PROBLEM » Reproduce the data exactly, leaving nothing out.

**** SUPPLIED DATA

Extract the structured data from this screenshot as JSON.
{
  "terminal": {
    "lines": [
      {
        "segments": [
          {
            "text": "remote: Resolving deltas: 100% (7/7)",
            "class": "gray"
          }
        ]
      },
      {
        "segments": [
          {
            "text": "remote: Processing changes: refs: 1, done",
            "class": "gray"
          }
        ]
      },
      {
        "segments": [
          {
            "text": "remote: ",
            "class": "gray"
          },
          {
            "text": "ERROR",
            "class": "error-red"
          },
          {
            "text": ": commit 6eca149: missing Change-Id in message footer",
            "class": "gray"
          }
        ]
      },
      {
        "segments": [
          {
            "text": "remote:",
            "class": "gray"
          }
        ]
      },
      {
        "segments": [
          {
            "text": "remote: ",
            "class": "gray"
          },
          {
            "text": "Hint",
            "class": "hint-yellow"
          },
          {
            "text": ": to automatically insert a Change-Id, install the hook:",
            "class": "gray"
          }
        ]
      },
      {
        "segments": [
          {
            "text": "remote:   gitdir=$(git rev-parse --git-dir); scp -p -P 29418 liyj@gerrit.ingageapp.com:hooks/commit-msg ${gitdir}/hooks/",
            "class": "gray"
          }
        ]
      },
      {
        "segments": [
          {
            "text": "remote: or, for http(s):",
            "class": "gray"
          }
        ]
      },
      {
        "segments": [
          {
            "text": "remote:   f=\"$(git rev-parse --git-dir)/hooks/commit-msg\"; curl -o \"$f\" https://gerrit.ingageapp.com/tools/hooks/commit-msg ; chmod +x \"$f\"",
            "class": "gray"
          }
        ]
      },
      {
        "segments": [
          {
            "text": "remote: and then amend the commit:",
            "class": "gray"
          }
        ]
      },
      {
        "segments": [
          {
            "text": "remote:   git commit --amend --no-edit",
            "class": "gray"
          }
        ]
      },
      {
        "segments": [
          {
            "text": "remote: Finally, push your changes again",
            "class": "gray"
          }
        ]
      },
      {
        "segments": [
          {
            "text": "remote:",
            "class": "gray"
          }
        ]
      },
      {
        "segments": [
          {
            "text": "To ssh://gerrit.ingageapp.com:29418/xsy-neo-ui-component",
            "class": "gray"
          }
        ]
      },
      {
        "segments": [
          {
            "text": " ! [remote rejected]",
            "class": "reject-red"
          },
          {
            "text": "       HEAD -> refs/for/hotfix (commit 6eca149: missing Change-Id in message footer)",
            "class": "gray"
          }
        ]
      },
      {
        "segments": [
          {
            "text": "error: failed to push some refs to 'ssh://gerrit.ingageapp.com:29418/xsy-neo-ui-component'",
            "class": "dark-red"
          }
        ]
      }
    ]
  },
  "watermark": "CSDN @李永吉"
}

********

ANSWER FOR THE TASK »
Extract the structured data from this screenshot as JSON.
{
  "terminal": {
    "lines": [
      {
        "segments": [
          {
            "text": "remote: Resolving deltas: 100% (7/7)",
            "class": "gray"
          }
        ]
      },
      {
        "segments": [
          {
            "text": "remote: Processing changes: refs: 1, done",
            "class": "gray"
          }
        ]
      },
      {
        "segments": [
          {
            "text": "remote: ",
            "class": "gray"
          },
          {
            "text": "ERROR",
            "class": "error-red"
          },
          {
            "text": ": commit 6eca149: missing Change-Id in message footer",
            "class": "gray"
          }
        ]
      },
      {
        "segments": [
          {
            "text": "remote:",
            "class": "gray"
          }
        ]
      },
      {
        "segments": [
          {
            "text": "remote: ",
            "class": "gray"
          },
          {
            "text": "Hint",
            "class": "hint-yellow"
          },
          {
            "text": ": to automatically insert a Change-Id, install the hook:",
            "class": "gray"
          }
        ]
      },
      {
        "segments": [
          {
            "text": "remote:   gitdir=$(git rev-parse --git-dir); scp -p -P 29418 liyj@gerrit.ingageapp.com:hooks/commit-msg ${gitdir}/hooks/",
            "class": "gray"
          }
        ]
      },
      {
        "segments": [
          {
            "text": "remote: or, for http(s):",
            "class": "gray"
          }
        ]
      },
      {
        "segments": [
          {
            "text": "remote:   f=\"$(git rev-parse --git-dir)/hooks/commit-msg\"; curl -o \"$f\" https://gerrit.ingageapp.com/tools/hooks/commit-msg ; chmod +x \"$f\"",
            "class": "gray"
          }
        ]
      },
      {
        "segments": [
          {
            "text": "remote: and then amend the commit:",
            "class": "gray"
          }
        ]
      },
      {
        "segments": [
          {
            "text": "remote:   git commit --amend --no-edit",
            "class": "gray"
          }
        ]
      },
      {
        "segments": [
          {
            "text": "remote: Finally, push your changes again",
            "class": "gray"
          }
        ]
      },
      {
        "segments": [
          {
            "text": "remote:",
            "class": "gray"
          }
        ]
      },
      {
        "segments": [
          {
            "text": "To ssh://gerrit.ingageapp.com:29418/xsy-neo-ui-component",
            "class": "gray"
          }
        ]
      },
      {
        "segments": [
          {
            "text": " ! [remote rejected]",
            "class": "reject-red"
          },
          {
            "text": "       HEAD -> refs/for/hotfix (commit 6eca149: missing Change-Id in message footer)",
            "class": "gray"
          }
        ]
      },
      {
        "segments": [
          {
            "text": "error: failed to push some refs to 'ssh://gerrit.ingageapp.com:29418/xsy-neo-ui-component'",
            "class": "dark-red"
          }
        ]
      }
    ]
  },
  "watermark": "CSDN @李永吉"
}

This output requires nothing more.